● Task description
Using the entries that follow, state how many lines contain the word "shortcut". The response is that number and nothing more.

[[ Record excerpts, beginning ]]

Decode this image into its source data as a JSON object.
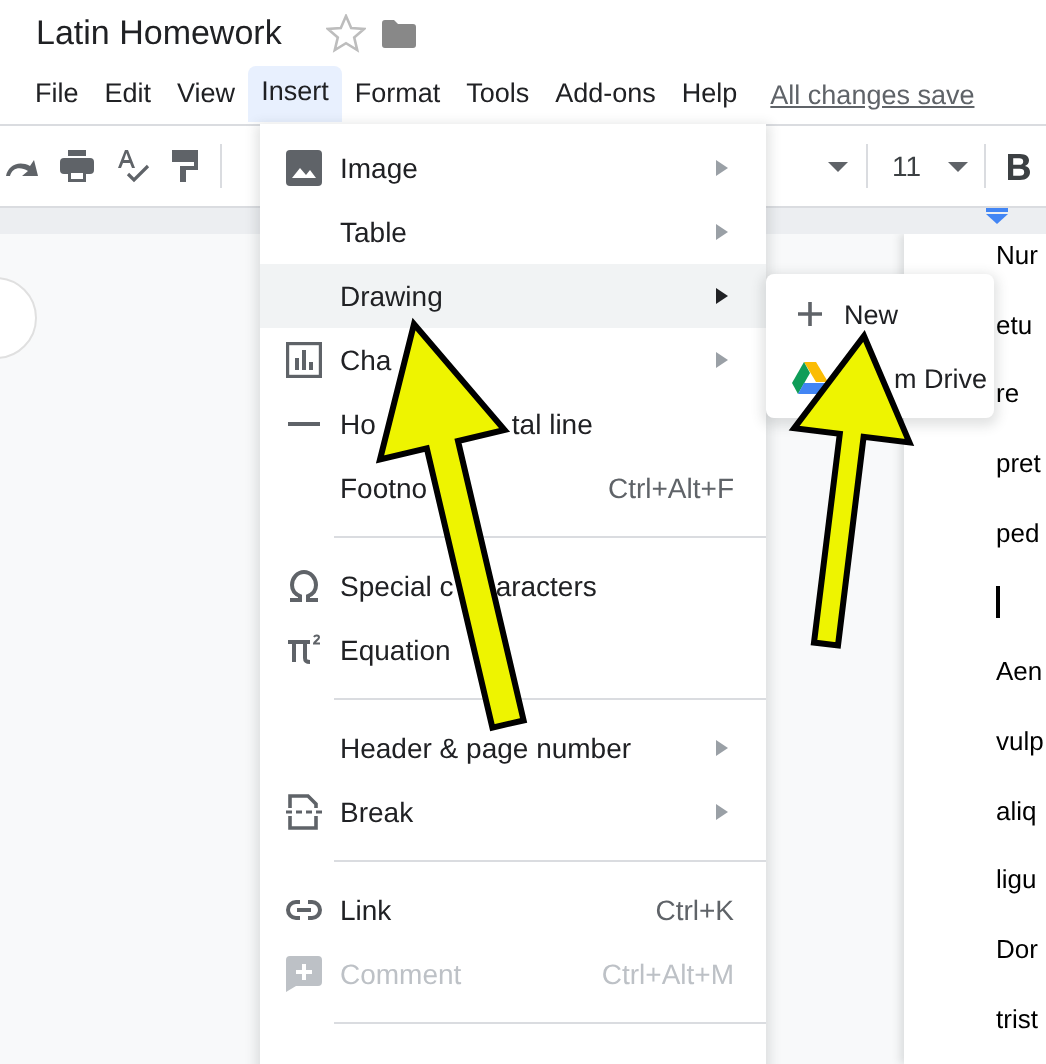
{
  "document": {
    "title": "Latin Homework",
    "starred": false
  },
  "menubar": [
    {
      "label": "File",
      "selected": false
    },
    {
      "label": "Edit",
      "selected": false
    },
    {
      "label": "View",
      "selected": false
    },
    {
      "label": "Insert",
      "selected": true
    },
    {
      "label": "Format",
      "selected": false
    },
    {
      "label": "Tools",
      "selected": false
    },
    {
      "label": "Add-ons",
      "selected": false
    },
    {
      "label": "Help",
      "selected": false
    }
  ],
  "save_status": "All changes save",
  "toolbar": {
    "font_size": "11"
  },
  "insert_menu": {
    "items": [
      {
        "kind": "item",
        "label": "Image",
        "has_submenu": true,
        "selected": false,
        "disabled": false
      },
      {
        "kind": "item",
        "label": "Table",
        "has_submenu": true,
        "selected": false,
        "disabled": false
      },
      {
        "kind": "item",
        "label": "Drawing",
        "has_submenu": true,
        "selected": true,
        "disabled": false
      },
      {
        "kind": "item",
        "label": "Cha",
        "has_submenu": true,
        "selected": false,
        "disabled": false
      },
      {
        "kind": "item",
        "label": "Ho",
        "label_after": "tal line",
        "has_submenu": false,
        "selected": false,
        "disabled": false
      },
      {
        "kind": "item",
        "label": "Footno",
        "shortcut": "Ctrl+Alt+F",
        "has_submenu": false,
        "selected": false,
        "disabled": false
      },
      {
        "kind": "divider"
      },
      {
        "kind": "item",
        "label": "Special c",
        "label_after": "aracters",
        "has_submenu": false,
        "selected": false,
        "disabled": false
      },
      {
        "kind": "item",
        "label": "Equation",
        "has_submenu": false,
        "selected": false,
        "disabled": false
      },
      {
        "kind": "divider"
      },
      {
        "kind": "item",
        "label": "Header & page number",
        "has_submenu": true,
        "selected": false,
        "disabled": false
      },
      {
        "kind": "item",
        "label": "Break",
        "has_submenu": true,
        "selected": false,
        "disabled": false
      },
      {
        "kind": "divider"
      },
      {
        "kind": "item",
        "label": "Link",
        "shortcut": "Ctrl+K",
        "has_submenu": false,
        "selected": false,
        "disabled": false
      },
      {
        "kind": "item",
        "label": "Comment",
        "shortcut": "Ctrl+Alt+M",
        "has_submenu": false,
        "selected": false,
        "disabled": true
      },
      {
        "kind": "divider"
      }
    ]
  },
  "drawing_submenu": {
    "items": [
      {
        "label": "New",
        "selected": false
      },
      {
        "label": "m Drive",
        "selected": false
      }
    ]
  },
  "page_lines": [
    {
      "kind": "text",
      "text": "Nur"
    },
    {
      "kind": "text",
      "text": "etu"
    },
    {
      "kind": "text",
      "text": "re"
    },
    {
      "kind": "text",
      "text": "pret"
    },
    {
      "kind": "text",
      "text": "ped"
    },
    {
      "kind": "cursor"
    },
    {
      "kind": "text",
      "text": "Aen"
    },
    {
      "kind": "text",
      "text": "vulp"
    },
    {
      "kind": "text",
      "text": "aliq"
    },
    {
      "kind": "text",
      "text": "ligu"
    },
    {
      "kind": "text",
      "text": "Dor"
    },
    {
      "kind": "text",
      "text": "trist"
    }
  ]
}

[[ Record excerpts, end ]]

● Answer box
3